- Bakish declines to say how much the building could fetch in a sale, but calls its price tag "very material."
- It is part of a larger strategy for the newly combined ViacomCBS to unlock shareholder value, says Bakish.
Money from a potential sale of CBS' New York City headquarters may be used to repurchase shares, ViacomCBS CEO Bob Bakish told CNBC on Monday.
In an interview with CNBC's David Faber, Bakish declined to estimate what ViacomCBS believed the 38-story modernist granite building known as Black Rock was worth.
"We have some ideas. I don't want to put it out there but it's very material," said Bakish, who had earlier announced sale plans at an investor conference. "We believe we can ... take that cash, flow it through our waterfall of how we use cash, including potentially using it for buyback."
Prior to their merger closing last week, both CBS and Viacom had suspended their buyback programs, Bakish said. But a roughly $2.5 billion buyback program for which CBS had been granted previous authorization will be restarted, he said.
The decision to sell the CBS building, located at 52nd Street and Sixth Avenue in New York City, is part of a larger plan to create more shareholder value, Bakish said.
ViacomCBS, he pointed out, has one of the lowest price-to-earnings multiples in the S&P 500, a "clear discount versus intrinsic value, versus our peer groups."
"And there is no question we're going to go and unlock that value as we move forward operating," he said.
In the long-term that includes value around content offerings and its streaming services, said Bakish, who reiterated his belief that ViacomCBS will use a combination of free and paid platforms to differentiate itself among video-streaming competitors.
But in near-term, Bakish said the plan is to offload the company's non-core assets, though most "are clearly core."
When considering the Black Rock building, Bakish asked rhetorically, "Do you really need to own that?
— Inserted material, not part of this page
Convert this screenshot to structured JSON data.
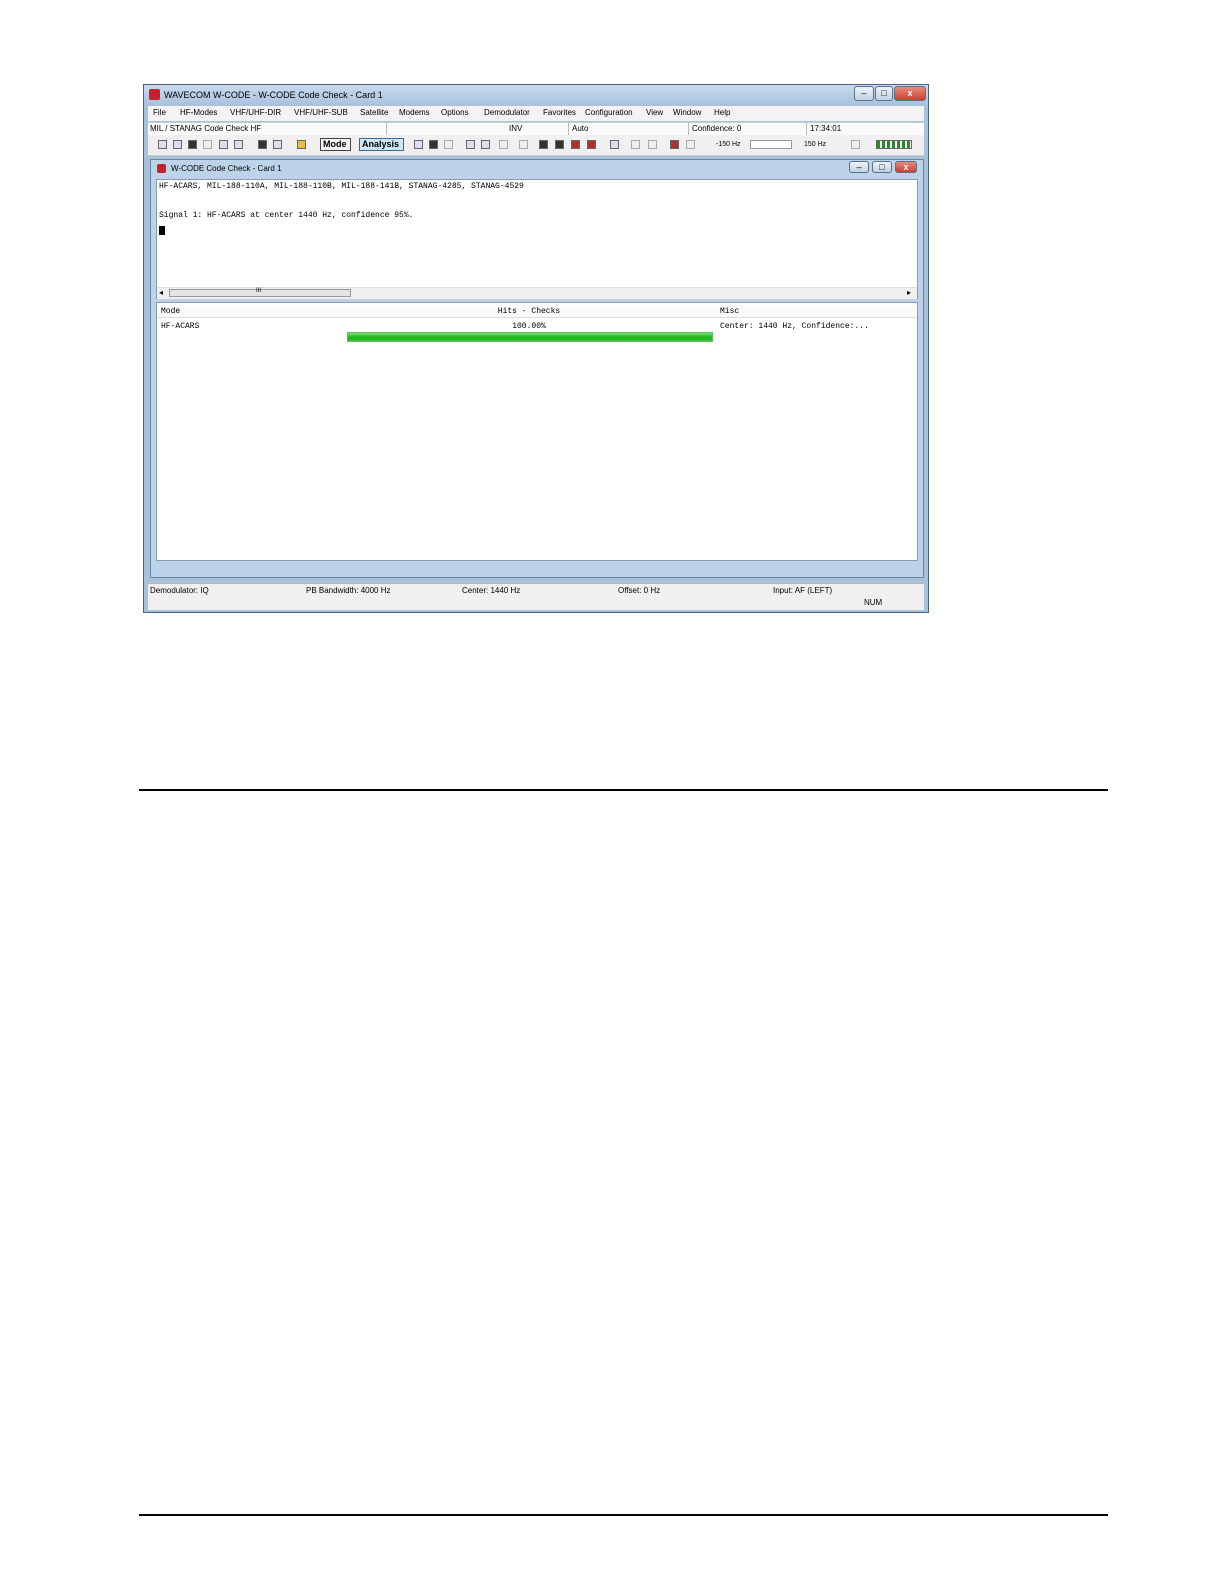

The answer is no."
"That is a very valuable asset in terms of an iconic office building so we made the decision that we're better off divesting it," said Bakish, who noted that decision is part of a larger review of the company's real-estate assets.
The finalized merger reunited Viacom with broadcast network CBS after the two companies split nearly 14 years ago.
In 2000, shortly after Viacom acquired CBS, a sale of the Black Rock building was explored. At the time, it was believed to be worth up to $370 million, according to the New York Times.